LYCOMING COUNTY — There has been a bit of controversy this week in South Williamsport, all because of a school musical that was never performed. Beneath the surface linger questions of tolerance in the community.
The South Williamsport Area School District made national headlines after the director of drama at the school claimed school officials decided to cancel plans for the musical “Spamalot” because of gay themes.
Thursday, several community members said they hope the controversy will bring the community closer together.
Community members made their way to the front of a news conference inside New Covenant United Church of Christ on East Third Street in Williamsport.
They wanted to respond to claims that homophobic remarks were made by officials at South Williamsport High School when the district dropped plans to perform the musical “Spamalot” this coming spring.
“We just talked about the controversy at hand and how it was handled, whether comments were made or not, and how we can move forward,” said Dan Warner from South Williamsport.
The South Williamsport Area School Superintendent and school board president also spoke at the news conference. They say claims that homophobic remarks were made by school officials have been damaging to the high school principal and to their community.
“It`s disgusting. It’s inconceivable that anyone would think Jesse Smith would even say anything like that. It just doesn’t make sense,” said John Engel, the school board president.
Drama director Dawn Burch sat in the back with her daughter. Burch claims she received an email from the principal explaining why “Spamalot” would not be performed. Burch is seeking help from an attorney and has not yet made that email public.
“I was open to conversation, but then I received another email stating that the show could not be performed due to homosexual content,” said Burch.
People who attended this event say they aren’t worried that the musical was not approved. Instead, they’re using this as a teaching experience.
“There is no price you can put on acceptance and making students feel safe every single day,” said Adrienne Straub from Equality Central PA.
“When you sift through what is personal attacks and look at the heart of the emotion of what people are actually saying, I think there are some really important lessons I think we can learn,” said Mark Stamm, the South Williamsport Area School Superintendent.

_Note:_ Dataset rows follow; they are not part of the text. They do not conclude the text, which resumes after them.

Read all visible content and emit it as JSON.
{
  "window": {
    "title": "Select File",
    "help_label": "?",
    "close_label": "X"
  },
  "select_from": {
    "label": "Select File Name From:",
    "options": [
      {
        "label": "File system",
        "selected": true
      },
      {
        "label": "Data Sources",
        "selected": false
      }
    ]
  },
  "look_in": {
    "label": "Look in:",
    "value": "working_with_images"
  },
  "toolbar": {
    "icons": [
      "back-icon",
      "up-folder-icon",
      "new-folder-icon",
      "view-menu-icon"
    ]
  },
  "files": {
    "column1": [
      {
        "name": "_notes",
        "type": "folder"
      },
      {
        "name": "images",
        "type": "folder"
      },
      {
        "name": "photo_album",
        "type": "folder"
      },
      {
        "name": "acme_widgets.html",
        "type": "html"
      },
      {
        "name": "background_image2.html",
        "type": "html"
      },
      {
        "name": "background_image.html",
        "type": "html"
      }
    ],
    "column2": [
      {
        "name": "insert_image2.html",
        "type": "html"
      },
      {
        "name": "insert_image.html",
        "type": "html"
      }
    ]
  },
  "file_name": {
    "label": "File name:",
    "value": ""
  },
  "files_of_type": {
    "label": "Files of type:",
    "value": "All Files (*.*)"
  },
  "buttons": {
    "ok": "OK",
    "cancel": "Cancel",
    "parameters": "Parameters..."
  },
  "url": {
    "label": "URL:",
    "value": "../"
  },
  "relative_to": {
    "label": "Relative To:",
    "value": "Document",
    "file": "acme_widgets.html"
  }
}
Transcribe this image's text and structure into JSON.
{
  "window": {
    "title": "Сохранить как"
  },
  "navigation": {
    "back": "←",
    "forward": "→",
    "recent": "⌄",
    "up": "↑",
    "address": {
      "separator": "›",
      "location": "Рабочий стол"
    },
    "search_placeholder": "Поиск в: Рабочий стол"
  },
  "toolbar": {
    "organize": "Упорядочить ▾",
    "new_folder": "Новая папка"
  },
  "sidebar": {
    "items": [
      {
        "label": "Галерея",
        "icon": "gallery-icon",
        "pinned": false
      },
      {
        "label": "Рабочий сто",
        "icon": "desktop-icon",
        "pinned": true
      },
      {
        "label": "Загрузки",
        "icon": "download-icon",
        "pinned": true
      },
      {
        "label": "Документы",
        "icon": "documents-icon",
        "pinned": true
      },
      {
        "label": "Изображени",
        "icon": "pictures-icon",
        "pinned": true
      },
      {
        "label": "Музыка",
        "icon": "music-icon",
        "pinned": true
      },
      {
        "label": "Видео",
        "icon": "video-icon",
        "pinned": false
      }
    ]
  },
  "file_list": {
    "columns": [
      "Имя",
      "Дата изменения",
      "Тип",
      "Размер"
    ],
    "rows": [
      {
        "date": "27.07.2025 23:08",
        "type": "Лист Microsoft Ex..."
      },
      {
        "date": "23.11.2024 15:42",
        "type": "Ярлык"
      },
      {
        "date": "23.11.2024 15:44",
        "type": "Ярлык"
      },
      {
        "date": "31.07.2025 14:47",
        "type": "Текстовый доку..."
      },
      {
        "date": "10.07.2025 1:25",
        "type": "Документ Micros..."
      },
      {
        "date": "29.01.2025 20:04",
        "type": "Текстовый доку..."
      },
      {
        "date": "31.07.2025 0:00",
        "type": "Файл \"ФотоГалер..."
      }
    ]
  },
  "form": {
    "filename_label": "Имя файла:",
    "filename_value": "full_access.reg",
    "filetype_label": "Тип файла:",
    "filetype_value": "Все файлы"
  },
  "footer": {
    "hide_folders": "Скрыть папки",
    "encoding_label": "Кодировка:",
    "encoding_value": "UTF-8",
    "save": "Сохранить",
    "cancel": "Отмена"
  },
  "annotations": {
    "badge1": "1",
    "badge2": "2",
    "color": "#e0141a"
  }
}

Community members at the event hope to meet with school officials in South Williamsport to talk about ways that can help students in the community feel more accepted.